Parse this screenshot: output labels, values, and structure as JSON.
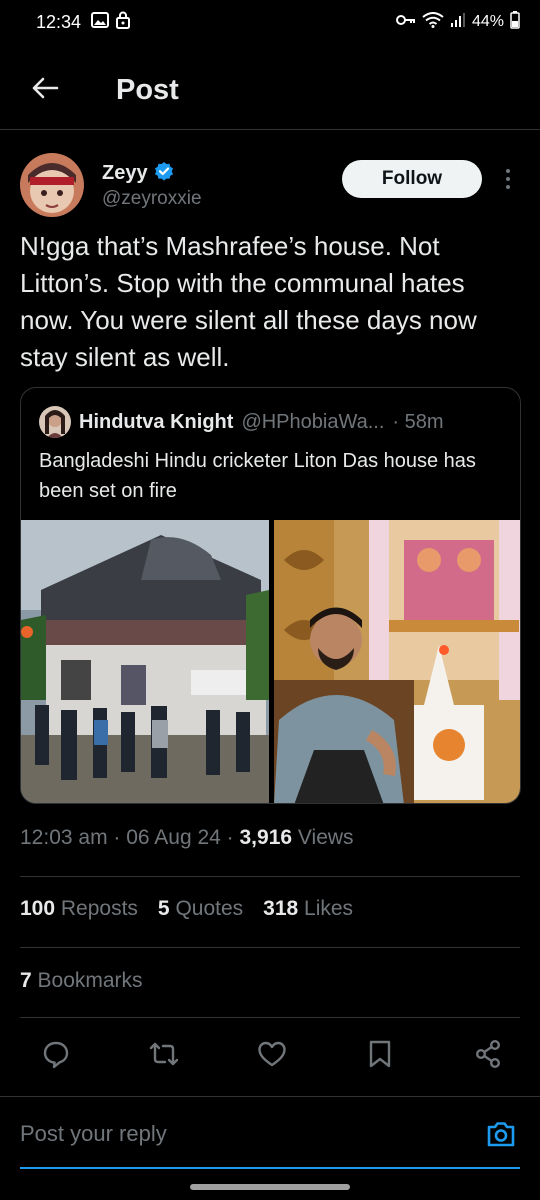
{
  "status_bar": {
    "time": "12:34",
    "battery": "44%",
    "icons": [
      "gallery-icon",
      "lock-icon",
      "key-icon",
      "wifi-icon",
      "signal-icon",
      "battery-icon"
    ]
  },
  "header": {
    "title": "Post"
  },
  "post": {
    "author": {
      "display_name": "Zeyy",
      "username": "@zeyroxxie",
      "verified": true
    },
    "follow_label": "Follow",
    "text": "N!gga that’s Mashrafee’s house. Not Litton’s. Stop with the communal hates now. You were silent all these days now stay silent as well.",
    "quoted": {
      "display_name": "Hindutva Knight",
      "username": "@HPhobiaWa...",
      "time": "· 58m",
      "text": "Bangladeshi Hindu cricketer Liton Das house has been set on fire"
    },
    "meta": {
      "time": "12:03 am",
      "sep1": " · ",
      "date": "06 Aug 24",
      "sep2": " · ",
      "views_count": "3,916",
      "views_label": " Views"
    },
    "stats": {
      "reposts_count": "100",
      "reposts_label": " Reposts",
      "quotes_count": "5",
      "quotes_label": " Quotes",
      "likes_count": "318",
      "likes_label": " Likes",
      "bookmarks_count": "7",
      "bookmarks_label": " Bookmarks"
    }
  },
  "reply": {
    "placeholder": "Post your reply"
  },
  "colors": {
    "background": "#000000",
    "accent": "#1d9bf0",
    "muted": "#71767b",
    "divider": "#2f3336"
  }
}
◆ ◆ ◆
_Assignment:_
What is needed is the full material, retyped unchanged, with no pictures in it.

_Exercise response:_
Parse this screenshot: output labels, values, and structure as JSON.
{
  "status_bar": {
    "time": "12:34",
    "battery": "44%",
    "icons": [
      "gallery-icon",
      "lock-icon",
      "key-icon",
      "wifi-icon",
      "signal-icon",
      "battery-icon"
    ]
  },
  "header": {
    "title": "Post"
  },
  "post": {
    "author": {
      "display_name": "Zeyy",
      "username": "@zeyroxxie",
      "verified": true
    },
    "follow_label": "Follow",
    "text": "N!gga that’s Mashrafee’s house. Not Litton’s. Stop with the communal hates now. You were silent all these days now stay silent as well.",
    "quoted": {
      "display_name": "Hindutva Knight",
      "username": "@HPhobiaWa...",
      "time": "· 58m",
      "text": "Bangladeshi Hindu cricketer Liton Das house has been set on fire"
    },
    "meta": {
      "time": "12:03 am",
      "sep1": " · ",
      "date": "06 Aug 24",
      "sep2": " · ",
      "views_count": "3,916",
      "views_label": " Views"
    },
    "stats": {
      "reposts_count": "100",
      "reposts_label": " Reposts",
      "quotes_count": "5",
      "quotes_label": " Quotes",
      "likes_count": "318",
      "likes_label": " Likes",
      "bookmarks_count": "7",
      "bookmarks_label": " Bookmarks"
    }
  },
  "reply": {
    "placeholder": "Post your reply"
  },
  "colors": {
    "background": "#000000",
    "accent": "#1d9bf0",
    "muted": "#71767b",
    "divider": "#2f3336"
  }
}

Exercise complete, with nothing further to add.